Utilizing Geologic Maps
April 2006 by Lawrence DeeGeologic maps generally appear complex and daunting, and certainly some are. However, many have information hidden within their bright splashes of colors and patterns that can aid the prospector who takes the time to study them.
It is better in a gem and mineral mining operation that the driller, blaster and mucker be the same person in order to be able to predict placement of the desired mineral enriched pockets.
Two landmark golden gatherings took place in Vancouver, British Columbia near the end of January, and while they both related to the world of gold, they each had a completely different emphasis.

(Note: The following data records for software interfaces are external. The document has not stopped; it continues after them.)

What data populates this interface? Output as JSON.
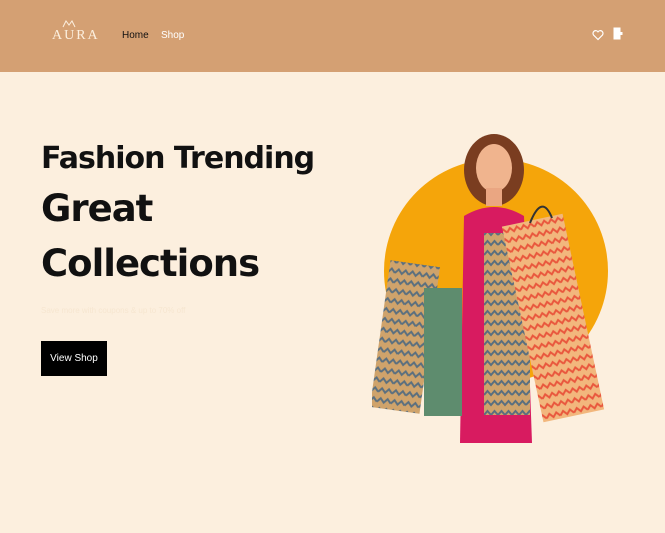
{
  "brand": {
    "logo_text": "AURA",
    "colors": {
      "header_bg": "#d4a073",
      "page_bg": "#fcefde",
      "accent_circle": "#f5a50a",
      "button_bg": "#000000"
    }
  },
  "nav": {
    "items": [
      {
        "label": "Home",
        "active": true
      },
      {
        "label": "Shop",
        "active": false
      }
    ],
    "icons": [
      "heart-icon",
      "bag-icon"
    ]
  },
  "hero": {
    "title_line_1": "Fashion Trending",
    "title_line_2": "Great",
    "title_line_3": "Collections",
    "subtitle": "Save more with coupons & up to 70% off",
    "cta_label": "View Shop"
  }
}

Right away I got a target, and it ended up being gold from a nice little bench. With only an hour left of daylight, I continued heading upstream and found five more tiny pieces of gold with my VLF…
• Regulations add fuel to the fire...

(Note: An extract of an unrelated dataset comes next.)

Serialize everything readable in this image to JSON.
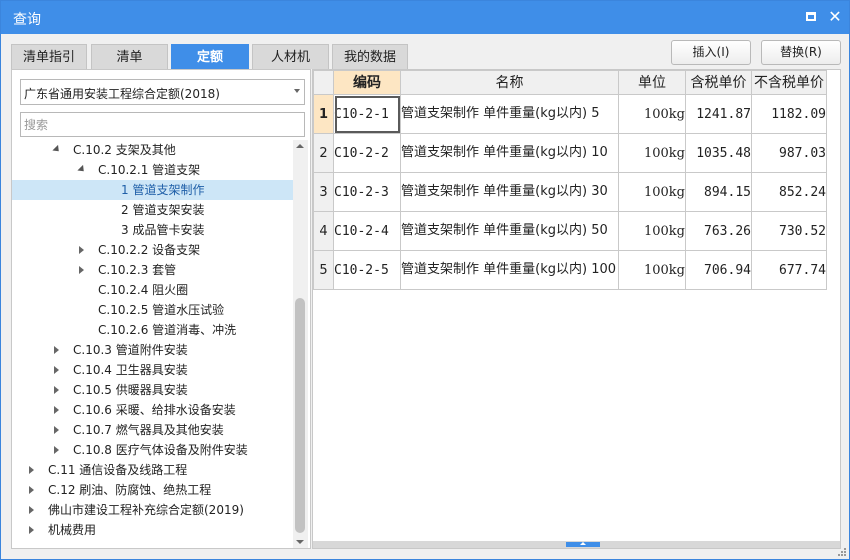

• We'd like to give the Postal Service our two cents!
• By the numbers...
• Small miners address Washington State Senators
• Recent IBLA decisions
• SEIS available for comment
• BLM to redo CBM study
• California forgets why it's known as "The Golden State"
Yukon-Nevada received permission last month from the Nevada Division of Environmental Protection to restart the mill, after the agency determined the company met environmental standards.
Is there a reasonable and cost effective way to separate out the values?
The Bawl Mill • Federal Court to Address Dredge Permits—The Tulloch Rule • Basic Geology for the Independent Miner—Part IV Geology of Hardrock Gold Deposits • Economic Impact of Mining in Alaska • The Kenai Peninsula Goldfields • Copper Price Keeps Canadian Miners Busy • The Business of Mining: Financial Recoveries for Mandated Changes • The Rich Hill Outing • Picks & Pans: Detecting at Ganes Creek • Copper Mine Opening in Utah • Future of Mining in Bolivia Uncertain • Melman on Gold & Silver • Mining Stock Quotes and Mineral & Metal Prices